I was surprised how many people just didn't know who I was talking about when I said I was going to a Phil Ochs tribute show, even some of the London folkies. It seems sad if he's slipping away from the collective memory, though I can't really believe that's true. Certainly hearing a whole series of his songs on this evening I was struck anew by what a great songwriter he was, and how cheated I feel that he's been gone so long.
There's a tragedy about his story; he's the one they couldn't save; and a sense of if only. If only he hadn't been too fucked for them to risk asking to go on the Rolling Thunder Revue. If only he'd somehow got through that darkness in Spring 1976. One can't help feeling he'd have found a new lease of life as punk days flowered. He'd surely take pleasure in Grant McLennan's 'Get outta the car, Ochs' t-shirt.
The reason this happened now, aside from the fact that Martin 'Hungry Dog' Dowsing and Ed Baxter of Resonance FM are big Ochs fans, is that Bob Rafkin is in town. Bob played with Phil at the infamous Gunfight At Carnegie Hall in 1970 and he's on various of the albums. A regular visitor to London he's a direct link to the man. Some years ago I conducted an interview with him, trapped now on a busted hard drive I believe, in which he talked at length about Phil, Eric Andersen, and others of the Greenwich Village fraternity.

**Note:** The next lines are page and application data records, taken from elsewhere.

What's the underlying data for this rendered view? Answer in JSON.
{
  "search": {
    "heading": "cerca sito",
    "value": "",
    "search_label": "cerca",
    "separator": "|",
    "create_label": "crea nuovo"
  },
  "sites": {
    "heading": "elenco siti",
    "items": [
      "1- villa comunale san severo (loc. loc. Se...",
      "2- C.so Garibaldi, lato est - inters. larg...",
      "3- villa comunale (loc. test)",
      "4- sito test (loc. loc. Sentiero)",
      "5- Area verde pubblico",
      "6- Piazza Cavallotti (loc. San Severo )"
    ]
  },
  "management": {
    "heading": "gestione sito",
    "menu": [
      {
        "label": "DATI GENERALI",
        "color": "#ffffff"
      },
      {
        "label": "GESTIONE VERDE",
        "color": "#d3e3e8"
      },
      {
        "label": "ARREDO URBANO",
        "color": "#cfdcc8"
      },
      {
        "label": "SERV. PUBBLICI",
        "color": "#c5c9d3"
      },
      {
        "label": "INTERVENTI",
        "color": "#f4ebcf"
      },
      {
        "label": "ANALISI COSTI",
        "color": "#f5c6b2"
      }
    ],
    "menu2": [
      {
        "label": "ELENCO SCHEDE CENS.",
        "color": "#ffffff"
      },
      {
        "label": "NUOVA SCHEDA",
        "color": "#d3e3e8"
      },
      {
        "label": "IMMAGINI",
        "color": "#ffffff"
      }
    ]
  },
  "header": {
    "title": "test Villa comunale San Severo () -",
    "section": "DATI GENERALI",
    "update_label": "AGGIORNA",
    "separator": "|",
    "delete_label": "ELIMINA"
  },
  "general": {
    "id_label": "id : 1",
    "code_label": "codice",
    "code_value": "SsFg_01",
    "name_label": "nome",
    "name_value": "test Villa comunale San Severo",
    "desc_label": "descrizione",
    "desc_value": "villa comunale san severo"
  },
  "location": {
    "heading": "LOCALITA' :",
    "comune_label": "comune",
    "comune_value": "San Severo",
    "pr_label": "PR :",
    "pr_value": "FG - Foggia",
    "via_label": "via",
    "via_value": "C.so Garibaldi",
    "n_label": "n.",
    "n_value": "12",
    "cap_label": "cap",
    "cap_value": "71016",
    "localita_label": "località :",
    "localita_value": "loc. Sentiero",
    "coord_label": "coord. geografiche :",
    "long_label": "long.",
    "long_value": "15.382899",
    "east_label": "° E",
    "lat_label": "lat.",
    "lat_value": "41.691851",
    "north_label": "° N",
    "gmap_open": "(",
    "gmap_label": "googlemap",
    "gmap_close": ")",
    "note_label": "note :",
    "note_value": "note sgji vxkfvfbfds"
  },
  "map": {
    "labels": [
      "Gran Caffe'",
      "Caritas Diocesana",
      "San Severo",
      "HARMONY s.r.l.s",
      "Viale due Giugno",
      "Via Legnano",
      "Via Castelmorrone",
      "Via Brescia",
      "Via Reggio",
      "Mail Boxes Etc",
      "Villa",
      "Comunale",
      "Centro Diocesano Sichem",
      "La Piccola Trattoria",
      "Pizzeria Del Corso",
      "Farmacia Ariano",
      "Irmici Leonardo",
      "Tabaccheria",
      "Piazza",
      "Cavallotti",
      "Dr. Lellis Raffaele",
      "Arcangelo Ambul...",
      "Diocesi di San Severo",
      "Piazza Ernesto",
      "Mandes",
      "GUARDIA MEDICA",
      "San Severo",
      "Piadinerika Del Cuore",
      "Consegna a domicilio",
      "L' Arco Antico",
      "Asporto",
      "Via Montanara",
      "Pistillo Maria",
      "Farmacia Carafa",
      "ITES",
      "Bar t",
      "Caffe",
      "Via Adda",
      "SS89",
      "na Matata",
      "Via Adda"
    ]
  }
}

It's an evening of joy and reverence but not too much of the latter. At one point Rafkin quips "His and my lives ran in parallel, but when I tried to hang myself the rope broke". Everybody chooses excellent songs and everybody's nailed them. It's certainly not a night where people dash off a half-learned version of something simple and then go on to play three of their own songs.

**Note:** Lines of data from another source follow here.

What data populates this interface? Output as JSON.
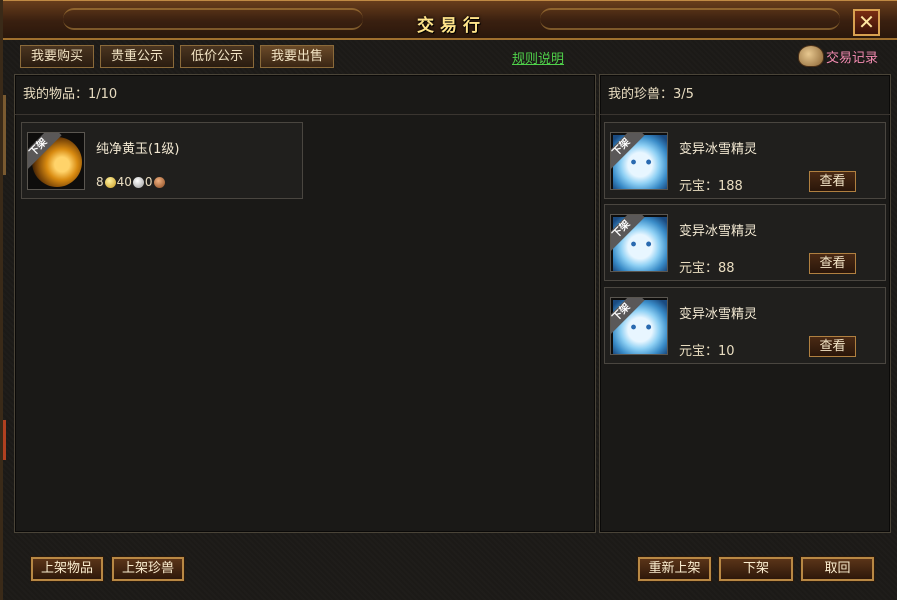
{
  "window": {
    "title": "交易行",
    "close_label": "✕"
  },
  "tabs": [
    {
      "label": "我要购买"
    },
    {
      "label": "贵重公示"
    },
    {
      "label": "低价公示"
    },
    {
      "label": "我要出售"
    }
  ],
  "rules_link": "规则说明",
  "trade_log": {
    "label": "交易记录",
    "icon": "scroll-icon"
  },
  "left_panel": {
    "header": "我的物品：1/10",
    "items": [
      {
        "badge": "下架",
        "name": "纯净黄玉(1级)",
        "price": {
          "gold": "8",
          "silver": "40",
          "copper": "0"
        },
        "icon": "yellow-jade-icon"
      }
    ]
  },
  "right_panel": {
    "header": "我的珍兽：3/5",
    "pets": [
      {
        "badge": "下架",
        "name": "变异冰雪精灵",
        "ingot_label": "元宝：",
        "price": "188",
        "view_label": "查看"
      },
      {
        "badge": "下架",
        "name": "变异冰雪精灵",
        "ingot_label": "元宝：",
        "price": "88",
        "view_label": "查看"
      },
      {
        "badge": "下架",
        "name": "变异冰雪精灵",
        "ingot_label": "元宝：",
        "price": "10",
        "view_label": "查看"
      }
    ]
  },
  "buttons": {
    "list_item": "上架物品",
    "list_pet": "上架珍兽",
    "relist": "重新上架",
    "delist": "下架",
    "retrieve": "取回"
  },
  "colors": {
    "accent_gold": "#ffe48a",
    "link_green": "#4fd04a",
    "log_pink": "#f28ab0"
  }
}
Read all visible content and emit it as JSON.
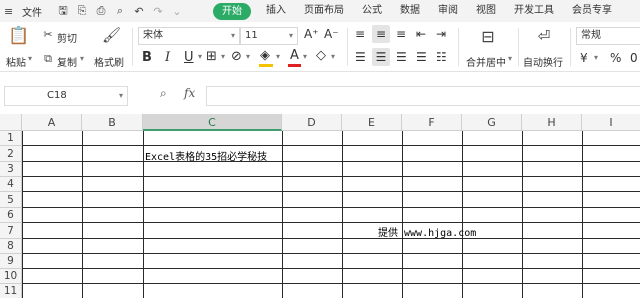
{
  "menubar": {
    "file_label": "文件",
    "tabs": [
      {
        "label": "开始",
        "active": true
      },
      {
        "label": "插入"
      },
      {
        "label": "页面布局"
      },
      {
        "label": "公式"
      },
      {
        "label": "数据"
      },
      {
        "label": "审阅"
      },
      {
        "label": "视图"
      },
      {
        "label": "开发工具"
      },
      {
        "label": "会员专享"
      }
    ],
    "active_color": "#2cab67"
  },
  "ribbon": {
    "paste_label": "粘贴",
    "cut_label": "剪切",
    "copy_label": "复制",
    "format_painter_label": "格式刷",
    "font_name": "宋体",
    "font_size": "11",
    "merge_label": "合并居中",
    "wrap_label": "自动换行",
    "number_format": "常规",
    "currency_symbol": "¥",
    "percent_symbol": "%",
    "thousands_symbol": "0"
  },
  "formula_bar": {
    "cell_ref": "C18",
    "fx_label": "fx",
    "formula": ""
  },
  "sheet": {
    "columns": [
      "A",
      "B",
      "C",
      "D",
      "E",
      "F",
      "G",
      "H",
      "I"
    ],
    "selected_column": "C",
    "rows": [
      "1",
      "2",
      "3",
      "4",
      "5",
      "6",
      "7",
      "8",
      "9",
      "10",
      "11"
    ],
    "cells": {
      "C2": "Excel表格的35招必学秘技",
      "E7": "提供 www.hjga.com"
    }
  }
}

Ed Baxter handles the compering with an easy, informal intelligence. He recalls the slogan of the Yippies 'Abandon the creeping meatball', reminding us that Phil was there in Lincoln Park, Chicago, in 1968. He talks about his decades-long obsession with Ochs and music, recalls Henry Cow who did an intriguing cover of 'No More Songs' in 1976.

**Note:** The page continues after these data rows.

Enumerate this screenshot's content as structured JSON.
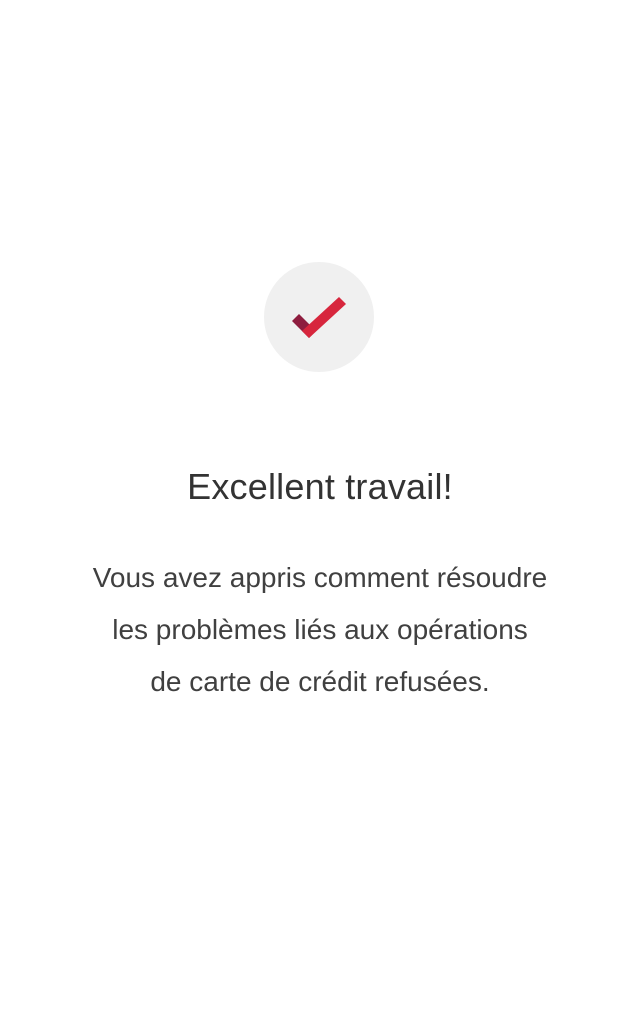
{
  "completion": {
    "icon": "checkmark-icon",
    "colors": {
      "badge_background": "#f0f0f0",
      "check_primary": "#d7263d",
      "check_shadow": "#8e1d3f"
    },
    "title": "Excellent travail!",
    "message_lines": [
      "Vous avez appris comment résoudre",
      "les problèmes liés aux opérations",
      "de carte de crédit refusées."
    ]
  }
}
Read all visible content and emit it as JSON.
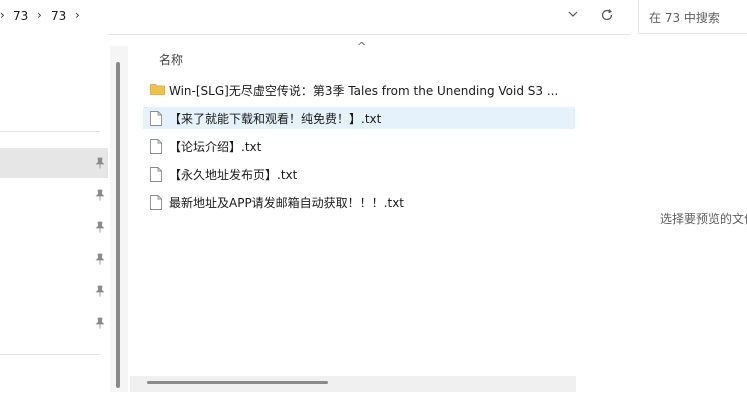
{
  "address_bar": {
    "crumbs": [
      "73",
      "73"
    ],
    "separator": "›",
    "dropdown_icon": "chevron-down-icon",
    "refresh_icon": "refresh-icon"
  },
  "search": {
    "placeholder": "在 73 中搜索"
  },
  "file_list": {
    "column_name": "名称",
    "sort_indicator": "^",
    "items": [
      {
        "label": "Win-[SLG]无尽虚空传说：第3季  Tales from the Unending Void  S3  ...",
        "type": "folder"
      },
      {
        "label": "【来了就能下载和观看！纯免费！】.txt",
        "type": "txt",
        "selected": true
      },
      {
        "label": "【论坛介绍】.txt",
        "type": "txt"
      },
      {
        "label": "【永久地址发布页】.txt",
        "type": "txt"
      },
      {
        "label": "最新地址及APP请发邮箱自动获取！！！.txt",
        "type": "txt"
      }
    ]
  },
  "preview": {
    "message": "选择要预览的文件"
  },
  "colors": {
    "selected_row": "#e5f1fb",
    "folder": "#f0c24b",
    "nav_selected": "#e6e6e6"
  }
}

Hungry Dog opened proceedings with the Broadside song 'If I Knew', 'No More Songs', and 'When I'm Gone'. He was followed by a brace from Onions; 'You Can't Get Too Stoned' and 'What Are We Fighting For' the latter embellished with glorious 12-string. Then came Ellen Mary McGhee with what's perhaps my personal favourite Phil song, 'Flower Lady', in a magical rendition. She followed this with an unaccompanied version of the traditional song - sometimes called 'Molly Bawn'- about the boy who shoots his sweetheart thinking she's a swan.
Bob Rafkin then came up and as well as playing 'There But For Fortune' and 'Changes' he told the tales about Phil, Greenwich Village, clubs like The Dug Out and The Tin Angel, David Blue, Eric Andersen, and eventually told the Carnegie Hall story. Still Innocent gave a lovely rendition of 'Days Of Decision' and then 'In The Heat Of The Summer. Bravely and entirely rightly Suzy Almond sang 'The Highwayman' Phil's adaption of the tender, tragic poem of Alfred Noyes.
It might have been then that the evening would wind down but quite the opposite it took off in another direction. I've noted AJ Dehany before, but here with three monstrous guitar assaults he took on 'I Aint Marchin' Anymore','The Scorpion Departs But Never Returns' and 'Crucifixion' and made something new and wild out of each of them. It seems that he's about to take a sabbatical, and projects like The Edgar Allan Pogues are currently on hold but on form like this I want to hear more. Same can be said for Glassglue; the Teutonic vocals of Marcel Stroetzler certainly offer a very different gloss on 'Love Me I'm A Liberal'.
So an excellent, worthwhile evening. A salute to Martin for putting it together, an hoorah for the ensemble for all taking it seriously, and a glass raised to the memory of one who is gone.
Posted by Nick Bob at 08:32